To realise this, we are putting a transformational grassland management programme in practice. It will create biodiverse meadow habitat and woodland green corridors in and around St Andrews. We work in partnership with the University of the St Andrews Botanic Gardens, Fife Coast, Countryside Trust and Crail Community Partnership, while supporting Fife Council with their Grassland Management work, also aiming to making 10% of its grassland to more natural landscapes like meadows or woodland to increase biodiversity and reduce carbon emissions.
Get involved with regular practical conservation workdays to learn more about conservation management and support biodiversity by contacting firstname.lastname@example.org
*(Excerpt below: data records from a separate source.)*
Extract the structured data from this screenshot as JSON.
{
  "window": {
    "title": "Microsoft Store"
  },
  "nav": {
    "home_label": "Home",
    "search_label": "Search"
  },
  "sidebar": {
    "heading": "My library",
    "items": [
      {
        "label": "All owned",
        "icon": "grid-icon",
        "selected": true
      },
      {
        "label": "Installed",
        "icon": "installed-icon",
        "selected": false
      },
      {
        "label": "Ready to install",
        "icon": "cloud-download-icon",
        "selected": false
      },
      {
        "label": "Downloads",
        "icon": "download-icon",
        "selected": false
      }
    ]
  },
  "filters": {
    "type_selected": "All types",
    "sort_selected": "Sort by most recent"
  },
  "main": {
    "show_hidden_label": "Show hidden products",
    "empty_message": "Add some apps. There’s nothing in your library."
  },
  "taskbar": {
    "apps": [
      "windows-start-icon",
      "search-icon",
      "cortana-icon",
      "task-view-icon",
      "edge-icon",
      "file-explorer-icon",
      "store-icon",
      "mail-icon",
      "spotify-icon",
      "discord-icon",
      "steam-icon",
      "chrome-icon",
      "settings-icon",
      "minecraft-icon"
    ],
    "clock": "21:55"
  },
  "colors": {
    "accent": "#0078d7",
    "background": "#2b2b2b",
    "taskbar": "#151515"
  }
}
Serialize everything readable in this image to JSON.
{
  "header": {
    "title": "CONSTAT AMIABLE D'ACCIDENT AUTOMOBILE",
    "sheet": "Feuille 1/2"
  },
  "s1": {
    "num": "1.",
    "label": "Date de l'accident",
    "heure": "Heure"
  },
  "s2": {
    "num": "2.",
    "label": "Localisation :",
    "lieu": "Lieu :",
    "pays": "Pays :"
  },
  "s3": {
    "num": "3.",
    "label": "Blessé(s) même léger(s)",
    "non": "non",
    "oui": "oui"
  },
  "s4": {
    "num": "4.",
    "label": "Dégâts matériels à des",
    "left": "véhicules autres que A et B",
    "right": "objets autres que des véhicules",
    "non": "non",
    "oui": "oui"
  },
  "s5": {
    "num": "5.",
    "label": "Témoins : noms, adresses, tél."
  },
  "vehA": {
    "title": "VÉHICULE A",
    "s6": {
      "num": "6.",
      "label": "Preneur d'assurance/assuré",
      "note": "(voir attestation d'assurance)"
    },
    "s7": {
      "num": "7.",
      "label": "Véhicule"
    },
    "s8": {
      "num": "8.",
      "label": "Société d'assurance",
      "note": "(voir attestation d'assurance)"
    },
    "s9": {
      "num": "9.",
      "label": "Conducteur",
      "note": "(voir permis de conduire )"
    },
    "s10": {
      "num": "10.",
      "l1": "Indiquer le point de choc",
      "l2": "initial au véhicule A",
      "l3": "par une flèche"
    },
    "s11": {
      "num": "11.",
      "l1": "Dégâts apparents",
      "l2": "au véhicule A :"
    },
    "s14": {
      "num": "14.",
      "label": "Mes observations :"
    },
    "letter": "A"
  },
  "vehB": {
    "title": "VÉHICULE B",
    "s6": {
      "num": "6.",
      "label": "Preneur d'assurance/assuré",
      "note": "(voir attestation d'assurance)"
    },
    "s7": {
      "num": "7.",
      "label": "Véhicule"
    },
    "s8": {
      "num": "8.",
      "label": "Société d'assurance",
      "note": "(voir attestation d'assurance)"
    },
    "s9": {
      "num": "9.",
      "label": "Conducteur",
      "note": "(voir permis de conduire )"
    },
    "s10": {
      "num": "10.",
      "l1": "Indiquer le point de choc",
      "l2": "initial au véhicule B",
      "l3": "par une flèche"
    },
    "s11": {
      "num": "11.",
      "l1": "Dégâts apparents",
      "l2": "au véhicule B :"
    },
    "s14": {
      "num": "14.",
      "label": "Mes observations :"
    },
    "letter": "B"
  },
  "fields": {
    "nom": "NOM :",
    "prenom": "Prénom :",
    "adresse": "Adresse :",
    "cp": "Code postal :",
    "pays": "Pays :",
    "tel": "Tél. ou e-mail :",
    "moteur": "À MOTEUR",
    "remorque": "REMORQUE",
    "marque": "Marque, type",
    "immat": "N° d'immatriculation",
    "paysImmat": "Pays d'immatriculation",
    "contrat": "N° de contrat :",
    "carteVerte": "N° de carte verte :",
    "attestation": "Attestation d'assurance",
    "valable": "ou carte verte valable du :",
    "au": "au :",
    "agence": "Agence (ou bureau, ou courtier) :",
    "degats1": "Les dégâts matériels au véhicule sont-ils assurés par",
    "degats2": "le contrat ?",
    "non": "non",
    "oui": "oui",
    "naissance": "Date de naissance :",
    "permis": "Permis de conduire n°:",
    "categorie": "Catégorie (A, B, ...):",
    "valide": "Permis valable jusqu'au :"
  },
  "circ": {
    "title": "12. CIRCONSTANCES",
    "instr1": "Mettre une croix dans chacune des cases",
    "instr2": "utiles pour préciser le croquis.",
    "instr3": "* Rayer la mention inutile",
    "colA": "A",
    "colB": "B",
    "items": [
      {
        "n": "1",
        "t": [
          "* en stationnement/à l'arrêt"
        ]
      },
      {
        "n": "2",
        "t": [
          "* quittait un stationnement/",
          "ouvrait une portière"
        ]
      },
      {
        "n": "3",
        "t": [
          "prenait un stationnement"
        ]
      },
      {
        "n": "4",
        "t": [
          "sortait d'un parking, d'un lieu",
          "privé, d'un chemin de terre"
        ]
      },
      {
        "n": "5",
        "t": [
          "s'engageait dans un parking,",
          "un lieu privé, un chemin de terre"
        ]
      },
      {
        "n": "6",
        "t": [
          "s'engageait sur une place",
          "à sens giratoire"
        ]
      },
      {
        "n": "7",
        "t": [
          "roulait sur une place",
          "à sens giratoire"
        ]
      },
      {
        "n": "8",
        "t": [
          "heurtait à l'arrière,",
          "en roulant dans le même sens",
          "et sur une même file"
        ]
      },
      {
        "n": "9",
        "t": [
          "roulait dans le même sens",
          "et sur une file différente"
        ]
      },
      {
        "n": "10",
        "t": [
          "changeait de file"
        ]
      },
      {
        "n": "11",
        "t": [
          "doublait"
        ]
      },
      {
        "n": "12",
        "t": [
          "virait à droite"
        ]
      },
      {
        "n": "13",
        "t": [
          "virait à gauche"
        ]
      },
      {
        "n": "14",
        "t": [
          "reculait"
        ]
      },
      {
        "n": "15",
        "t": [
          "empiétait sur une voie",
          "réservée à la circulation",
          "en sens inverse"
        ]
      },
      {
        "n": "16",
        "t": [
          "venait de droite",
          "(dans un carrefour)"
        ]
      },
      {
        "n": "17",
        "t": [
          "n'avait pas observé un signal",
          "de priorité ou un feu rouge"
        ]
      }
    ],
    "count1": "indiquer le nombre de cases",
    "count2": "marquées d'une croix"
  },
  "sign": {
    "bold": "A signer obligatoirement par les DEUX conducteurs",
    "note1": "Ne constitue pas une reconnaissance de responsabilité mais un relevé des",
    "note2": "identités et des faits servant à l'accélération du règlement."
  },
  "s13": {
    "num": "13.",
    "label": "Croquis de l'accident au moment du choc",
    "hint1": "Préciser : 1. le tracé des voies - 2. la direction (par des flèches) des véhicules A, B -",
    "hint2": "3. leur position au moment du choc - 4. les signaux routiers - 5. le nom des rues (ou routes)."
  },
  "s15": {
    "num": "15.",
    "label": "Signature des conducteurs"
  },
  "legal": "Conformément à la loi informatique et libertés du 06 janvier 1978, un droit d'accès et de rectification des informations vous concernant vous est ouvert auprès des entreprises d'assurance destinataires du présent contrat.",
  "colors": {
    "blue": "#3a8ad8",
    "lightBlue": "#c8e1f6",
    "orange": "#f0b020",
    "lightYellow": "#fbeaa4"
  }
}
The Green Corridors project is a collaboration between the St Andrews Botanic Garden, the University, Fife Council and BugLife. The project restores habitats and controls invasive species along Kinness Burn and North Haugh Campus.
500 trees have been planted since the Green Corridors project was initiated 2020. This includes public spaces and private gardens in St Andrews.
The BioBlitz is a race against the clock to find as many species as possible within 24 hours. It encourages citizen science by highlighting the biodiversity around us. Over the course of the event, scientists, naturalists, and members of the public work together to conduct wildlife surveys and identify all the species found. The data helps us to understand our local ecosystem and what actions to take to support it.
A hedgehog friendly campus
Hedgehogs were declared vulnerable to extinction this past summer in Britain. The University has partnered with the Hedgehog Friendly Campus programme, sponsored by the British Hedgehog Preservation Society, to combat their decline. We work to qualify as a Hedgehog Friendly Campus through:
- creating hedgehog-friendly environments
- raising awareness
If you love hedgehogs or want to do your part to conserve biodiversity locally, get involved by contacting email@example.com. All staff, students, and community members are welcome, whether you are passionate about conservation or just the species themselves. Together, we can help hedgehogs by reaching University Bronze, Silver and Gold accreditation.